God, as I have recently been musing, is either trying to teach me a lesson, or work out some ineffable plan (Q: How do you get two otherwise straight women to form a lesbian relationship? A: Make one a transsexual, and have her transition after they get married. Easy. Except it’s not.), or maybe this just has nothing to do with God at all.

In that situation, God is either weak and powerless, or he’s a sadistic fiend who deserves the exact opposite of adoring worship. Considering the degree to which I’ve presented myself as a Christian in the past, it may give a reader pause to consider how much things have changed since I started writing this blog.

While other things in my life have been changing as well, the most noticeable improvement, I think, is my emotional stability. My last suicide attempt was early March and while I’ve had some hard moments since then, I have never since been without hope.

That particular incident in March that I referred to, which I have come to think of as “The Hanging”, was as predictable as it was earth shattering. The predictable part I’m sure you can guess at. The earth shattering parts, well, maybe you can guess at those, too, but they certainly caught me by surprise.

You’ve realized by now, I expect, that I’m quite bad at actually killing myself so I’m going to skip the actual details. One night, a few days after The Hanging, Christine came down into the basement while I was sitting, crying. She told me that my parents were giving me the last of the money I needed for surgery. I looked at her with tears in my eyes and called her a spiteful bitch for lying to me like that. She told me that she wasn’t lying, that she had been on the phone with my parents and that they had said they cared more about me than a few thousand dollars. I still didn’t believe her.

A few days later, I was on the phone with my Mother. Towards the end of the call, I asked her about what Christine had said. She said they didn’t care about the money and wanted me to go get surgery. She said she loved me and both she and my Dad wanted me to be happy.

I felt two things– immense relief and an overwhelming sense of worthlessness, sort of like what I’ve heard of survivor’s guilt. I was going to be able to afford surgery. That last bit of money that was going to take us years and years and years to save up was just being dropped back into my bank account. And then I remembered my friends, some of whom have been without any kind of hope for longer than I’ve been in transition, some of whom have succeeded in killing themselves. What about any of them? Why do I get to hit this goal and some of them don’t and never will? How is that right? If I do this, how am I not just helping to perpetuate a system that is inherently unfair?

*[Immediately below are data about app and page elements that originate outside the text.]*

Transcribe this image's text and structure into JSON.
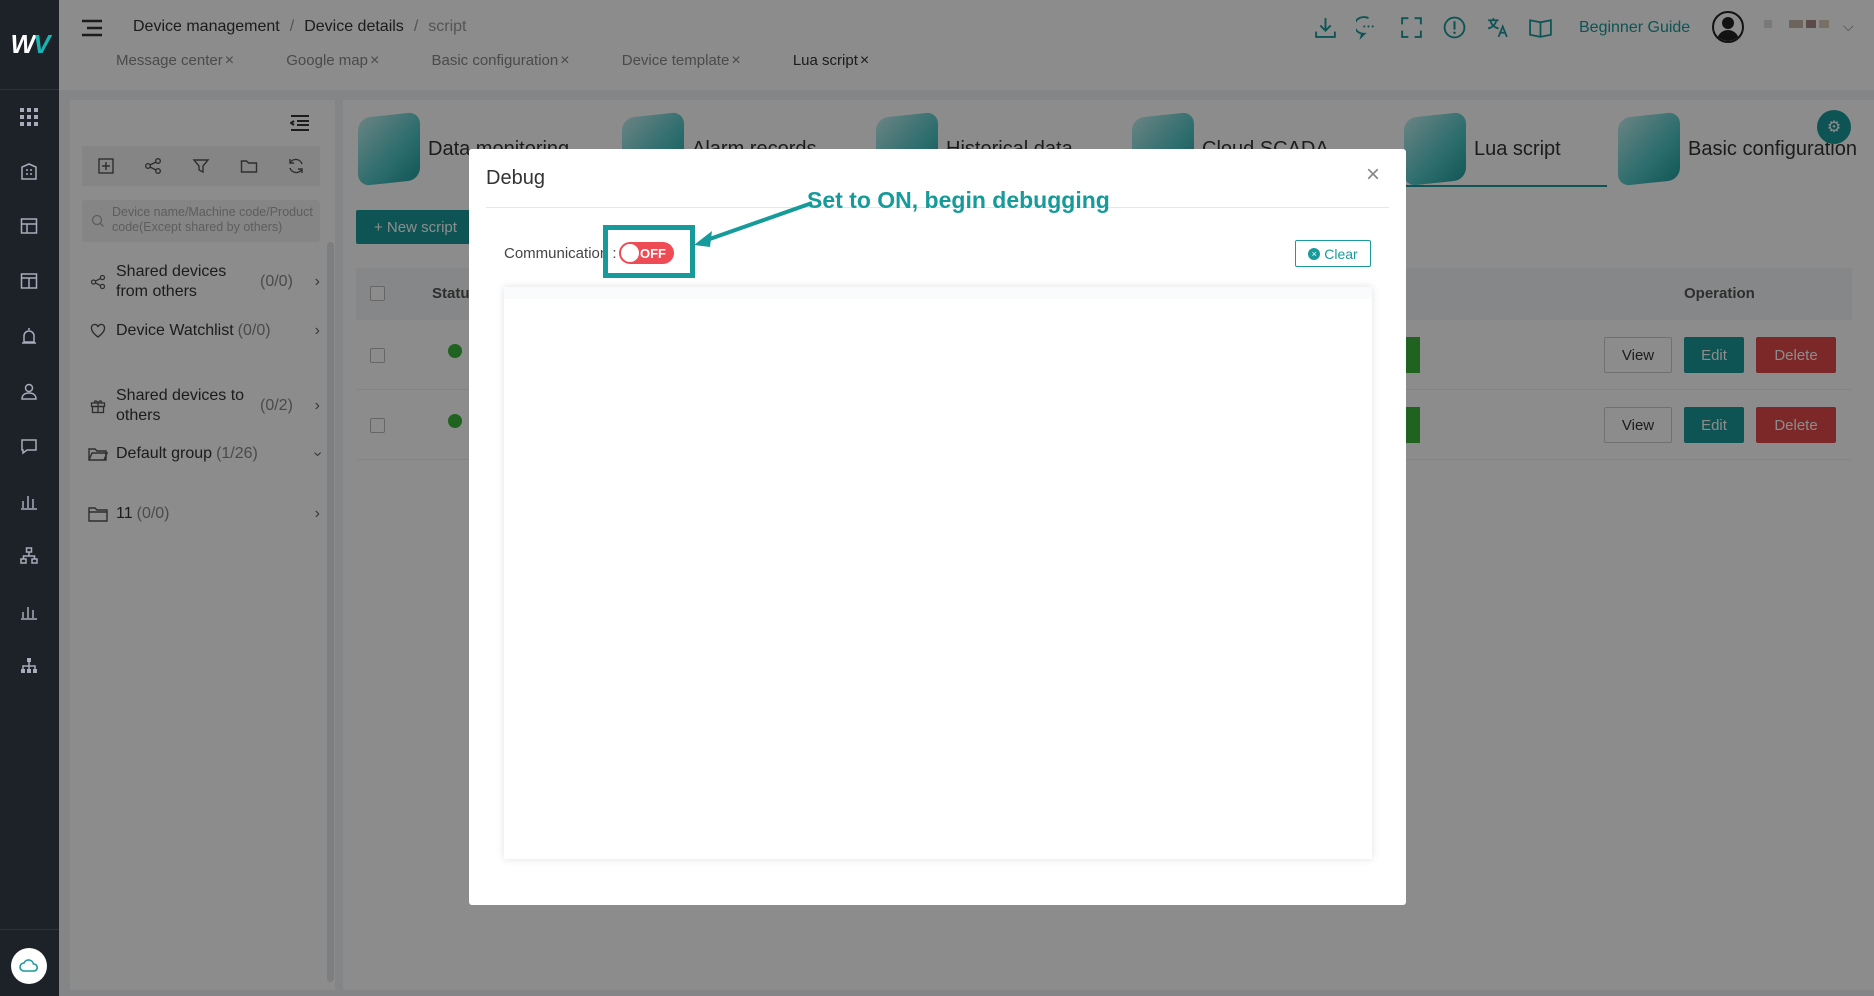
{
  "header": {
    "breadcrumb": [
      "Device management",
      "Device details",
      "script"
    ],
    "breadcrumb_sep": "/",
    "tabs": [
      {
        "label": "Message center"
      },
      {
        "label": "Google map"
      },
      {
        "label": "Basic configuration"
      },
      {
        "label": "Device template"
      },
      {
        "label": "Lua script"
      }
    ],
    "active_tab": "Lua script",
    "icons": [
      "download-icon",
      "chat-icon",
      "fullscreen-icon",
      "info-icon",
      "translate-icon",
      "help-book-icon"
    ],
    "guide_label": "Beginner Guide"
  },
  "sidebar": {
    "search_placeholder": "Device name/Machine code/Product code(Except shared by others)",
    "tools": [
      "add-icon",
      "share-icon",
      "filter-icon",
      "folder-icon",
      "refresh-icon"
    ],
    "items": [
      {
        "label": "Shared devices from others",
        "count": "(0/0)",
        "icon": "share-icon"
      },
      {
        "label": "Device Watchlist",
        "count": "(0/0)",
        "icon": "heart-icon"
      },
      {
        "label": "Shared devices to others",
        "count": "(0/2)",
        "icon": "gift-icon"
      },
      {
        "label": "Default group",
        "count": "(1/26)",
        "icon": "folder-open-icon"
      },
      {
        "label": "11",
        "count": "(0/0)",
        "icon": "folder-icon"
      }
    ]
  },
  "main": {
    "features": [
      {
        "label": "Data monitoring"
      },
      {
        "label": "Alarm records"
      },
      {
        "label": "Historical data"
      },
      {
        "label": "Cloud SCADA"
      },
      {
        "label": "Lua script"
      },
      {
        "label": "Basic configuration"
      }
    ],
    "active_feature": "Lua script",
    "new_script_label": "+ New script",
    "table": {
      "status_header": "Status",
      "operation_header": "Operation",
      "row_actions": {
        "view": "View",
        "edit": "Edit",
        "delete": "Delete"
      },
      "rows": 2
    }
  },
  "modal": {
    "title": "Debug",
    "close_label": "×",
    "communication_label": "Communication :",
    "toggle_state": "OFF",
    "clear_label": "Clear"
  },
  "annotation": {
    "text": "Set to ON, begin debugging"
  },
  "colors": {
    "accent": "#1a9a9a",
    "toggle_off": "#ef4b55",
    "delete": "#e24a4a",
    "status_online": "#3bb33b",
    "rail": "#1c2227"
  }
}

One friend of mine said that she figured I had suffered enough. That thought still makes me shudder a bit, as though we all have our dues that we must pay the universe in order to be made whole just so we can live our lives like, well, like normal people. I don’t think that’s what my friend meant– in fact I’m pretty sure she meant the exact opposite, namely that no one deserves to hurt like this, but if no one, than why any of us?

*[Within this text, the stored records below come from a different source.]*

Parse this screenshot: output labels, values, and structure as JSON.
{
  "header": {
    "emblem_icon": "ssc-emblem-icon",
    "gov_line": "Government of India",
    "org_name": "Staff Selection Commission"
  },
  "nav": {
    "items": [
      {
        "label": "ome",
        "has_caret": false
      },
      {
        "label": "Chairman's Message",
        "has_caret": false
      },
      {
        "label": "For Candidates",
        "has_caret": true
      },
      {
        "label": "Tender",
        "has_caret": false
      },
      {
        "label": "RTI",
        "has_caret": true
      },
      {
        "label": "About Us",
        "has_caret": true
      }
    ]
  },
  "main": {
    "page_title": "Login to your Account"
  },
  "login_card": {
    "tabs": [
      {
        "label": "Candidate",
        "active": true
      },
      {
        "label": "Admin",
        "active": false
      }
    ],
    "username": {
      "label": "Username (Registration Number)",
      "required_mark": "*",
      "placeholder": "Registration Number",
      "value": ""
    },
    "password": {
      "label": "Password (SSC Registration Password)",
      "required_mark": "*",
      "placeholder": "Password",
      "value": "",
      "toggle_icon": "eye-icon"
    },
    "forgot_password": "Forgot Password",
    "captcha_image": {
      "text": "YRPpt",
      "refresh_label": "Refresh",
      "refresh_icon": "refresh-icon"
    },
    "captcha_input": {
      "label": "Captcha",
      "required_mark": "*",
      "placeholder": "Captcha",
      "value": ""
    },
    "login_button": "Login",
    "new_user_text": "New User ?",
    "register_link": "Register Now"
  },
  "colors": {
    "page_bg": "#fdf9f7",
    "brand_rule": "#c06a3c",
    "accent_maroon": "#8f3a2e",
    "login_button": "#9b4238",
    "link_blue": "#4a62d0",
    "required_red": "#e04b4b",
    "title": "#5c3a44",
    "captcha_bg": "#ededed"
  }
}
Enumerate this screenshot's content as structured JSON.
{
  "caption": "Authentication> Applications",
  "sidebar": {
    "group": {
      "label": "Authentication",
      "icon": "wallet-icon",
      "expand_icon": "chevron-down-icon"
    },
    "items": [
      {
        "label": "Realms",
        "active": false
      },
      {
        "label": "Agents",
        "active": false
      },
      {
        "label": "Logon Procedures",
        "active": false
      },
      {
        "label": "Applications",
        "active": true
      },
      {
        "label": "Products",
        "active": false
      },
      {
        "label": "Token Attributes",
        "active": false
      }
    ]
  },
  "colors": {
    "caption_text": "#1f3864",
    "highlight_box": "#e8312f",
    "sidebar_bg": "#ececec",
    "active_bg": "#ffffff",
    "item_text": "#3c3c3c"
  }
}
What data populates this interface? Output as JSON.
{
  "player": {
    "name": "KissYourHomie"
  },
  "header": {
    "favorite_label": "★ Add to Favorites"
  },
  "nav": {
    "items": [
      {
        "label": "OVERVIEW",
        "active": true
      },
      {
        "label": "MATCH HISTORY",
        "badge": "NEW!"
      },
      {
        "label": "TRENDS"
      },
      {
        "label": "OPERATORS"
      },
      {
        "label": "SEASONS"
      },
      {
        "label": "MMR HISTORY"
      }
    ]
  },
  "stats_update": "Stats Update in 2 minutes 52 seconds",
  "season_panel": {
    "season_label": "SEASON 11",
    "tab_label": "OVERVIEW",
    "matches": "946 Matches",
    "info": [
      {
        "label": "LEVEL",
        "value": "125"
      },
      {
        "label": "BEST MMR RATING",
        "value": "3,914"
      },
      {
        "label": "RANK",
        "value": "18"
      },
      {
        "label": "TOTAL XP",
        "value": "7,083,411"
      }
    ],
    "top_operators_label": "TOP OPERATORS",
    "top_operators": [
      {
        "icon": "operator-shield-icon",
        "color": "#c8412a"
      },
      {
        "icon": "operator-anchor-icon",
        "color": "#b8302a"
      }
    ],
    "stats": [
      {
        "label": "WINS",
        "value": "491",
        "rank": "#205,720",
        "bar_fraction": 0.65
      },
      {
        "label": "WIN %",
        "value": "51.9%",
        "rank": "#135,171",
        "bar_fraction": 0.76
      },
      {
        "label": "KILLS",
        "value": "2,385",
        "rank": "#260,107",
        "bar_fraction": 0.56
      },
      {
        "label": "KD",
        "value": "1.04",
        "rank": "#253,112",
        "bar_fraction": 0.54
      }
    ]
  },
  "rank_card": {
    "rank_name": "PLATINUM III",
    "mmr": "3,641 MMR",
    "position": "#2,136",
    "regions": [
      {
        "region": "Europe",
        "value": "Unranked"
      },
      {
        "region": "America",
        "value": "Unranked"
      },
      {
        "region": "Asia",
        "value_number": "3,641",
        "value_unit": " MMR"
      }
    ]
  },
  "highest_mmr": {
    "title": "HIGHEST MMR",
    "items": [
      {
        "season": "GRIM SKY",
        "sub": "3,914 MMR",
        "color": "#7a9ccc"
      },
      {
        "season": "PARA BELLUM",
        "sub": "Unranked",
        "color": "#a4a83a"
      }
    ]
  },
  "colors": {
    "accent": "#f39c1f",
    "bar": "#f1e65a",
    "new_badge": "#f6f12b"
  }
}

When I talked to Christine about it, she said it was because my parents loved me. But why my parents and not someone else’s? Why mine and not that girl’s parents there? Why did they throw her out of their house when she was 16? Why didn’t mine?

I refuse to believe in destiny. I refuse to believe that it’s anyone’s or anything’s master plan for some people to suffer and some people to obtain salvation. If there is such a thing as salvation, and a hell of which we’re in peril in the first place, that salvation shouldn’t be something that’s awarded based on a randomized drawing. It should be for everyone.

When I think about this kind of division of happiness, that some people get what they want and others don’t, it reminds me of that parable in St. Luke’s gospel about the beggar and the rich man. I’ve been in Lazarus’ shoes already. And now I feel like the rich man. If there is a God or destiny or karma, what’s going to be expected of me now that I’ve been given the one thing in life that I want the most?

* I realize it’s now nearly the beginning of July. Two months may seem like a long time to sit on this, but well, I’m still trying to parse all of it. This is a very big deal, after all.